[Task directions]: The records below must be returned in full and unaltered.
* * *
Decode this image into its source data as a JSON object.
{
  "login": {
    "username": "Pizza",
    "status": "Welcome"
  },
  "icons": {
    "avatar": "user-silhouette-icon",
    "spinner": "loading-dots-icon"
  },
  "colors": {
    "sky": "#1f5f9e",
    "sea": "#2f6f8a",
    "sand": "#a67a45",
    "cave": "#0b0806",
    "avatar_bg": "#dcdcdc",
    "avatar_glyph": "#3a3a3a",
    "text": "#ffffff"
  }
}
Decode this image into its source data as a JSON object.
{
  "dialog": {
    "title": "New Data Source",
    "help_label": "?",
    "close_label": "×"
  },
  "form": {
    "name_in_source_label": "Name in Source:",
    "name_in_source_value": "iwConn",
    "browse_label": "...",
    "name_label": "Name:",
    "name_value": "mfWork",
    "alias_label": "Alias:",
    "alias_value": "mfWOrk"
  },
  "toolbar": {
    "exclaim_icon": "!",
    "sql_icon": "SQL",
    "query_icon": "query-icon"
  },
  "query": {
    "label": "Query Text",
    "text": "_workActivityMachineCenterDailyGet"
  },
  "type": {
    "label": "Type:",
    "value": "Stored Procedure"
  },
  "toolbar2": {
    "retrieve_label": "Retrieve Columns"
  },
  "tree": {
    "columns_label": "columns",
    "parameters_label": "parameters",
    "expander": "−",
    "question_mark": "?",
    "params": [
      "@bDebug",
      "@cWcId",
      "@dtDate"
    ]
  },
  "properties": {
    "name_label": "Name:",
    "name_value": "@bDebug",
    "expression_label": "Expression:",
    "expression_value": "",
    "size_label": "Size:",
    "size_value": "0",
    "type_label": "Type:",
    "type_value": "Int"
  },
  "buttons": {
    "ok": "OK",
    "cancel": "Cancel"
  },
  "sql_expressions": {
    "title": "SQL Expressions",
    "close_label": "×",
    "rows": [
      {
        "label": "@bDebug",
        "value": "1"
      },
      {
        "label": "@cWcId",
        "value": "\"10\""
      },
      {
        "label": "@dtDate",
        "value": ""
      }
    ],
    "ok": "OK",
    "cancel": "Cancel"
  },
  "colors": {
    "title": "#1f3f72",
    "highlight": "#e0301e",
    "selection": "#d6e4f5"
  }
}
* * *
[Answer box]:
Decode this image into its source data as a JSON object.
{
  "login": {
    "username": "Pizza",
    "status": "Welcome"
  },
  "icons": {
    "avatar": "user-silhouette-icon",
    "spinner": "loading-dots-icon"
  },
  "colors": {
    "sky": "#1f5f9e",
    "sea": "#2f6f8a",
    "sand": "#a67a45",
    "cave": "#0b0806",
    "avatar_bg": "#dcdcdc",
    "avatar_glyph": "#3a3a3a",
    "text": "#ffffff"
  }
}
Decode this image into its source data as a JSON object.
{
  "dialog": {
    "title": "New Data Source",
    "help_label": "?",
    "close_label": "×"
  },
  "form": {
    "name_in_source_label": "Name in Source:",
    "name_in_source_value": "iwConn",
    "browse_label": "...",
    "name_label": "Name:",
    "name_value": "mfWork",
    "alias_label": "Alias:",
    "alias_value": "mfWOrk"
  },
  "toolbar": {
    "exclaim_icon": "!",
    "sql_icon": "SQL",
    "query_icon": "query-icon"
  },
  "query": {
    "label": "Query Text",
    "text": "_workActivityMachineCenterDailyGet"
  },
  "type": {
    "label": "Type:",
    "value": "Stored Procedure"
  },
  "toolbar2": {
    "retrieve_label": "Retrieve Columns"
  },
  "tree": {
    "columns_label": "columns",
    "parameters_label": "parameters",
    "expander": "−",
    "question_mark": "?",
    "params": [
      "@bDebug",
      "@cWcId",
      "@dtDate"
    ]
  },
  "properties": {
    "name_label": "Name:",
    "name_value": "@bDebug",
    "expression_label": "Expression:",
    "expression_value": "",
    "size_label": "Size:",
    "size_value": "0",
    "type_label": "Type:",
    "type_value": "Int"
  },
  "buttons": {
    "ok": "OK",
    "cancel": "Cancel"
  },
  "sql_expressions": {
    "title": "SQL Expressions",
    "close_label": "×",
    "rows": [
      {
        "label": "@bDebug",
        "value": "1"
      },
      {
        "label": "@cWcId",
        "value": "\"10\""
      },
      {
        "label": "@dtDate",
        "value": ""
      }
    ],
    "ok": "OK",
    "cancel": "Cancel"
  },
  "colors": {
    "title": "#1f3f72",
    "highlight": "#e0301e",
    "selection": "#d6e4f5"
  }
}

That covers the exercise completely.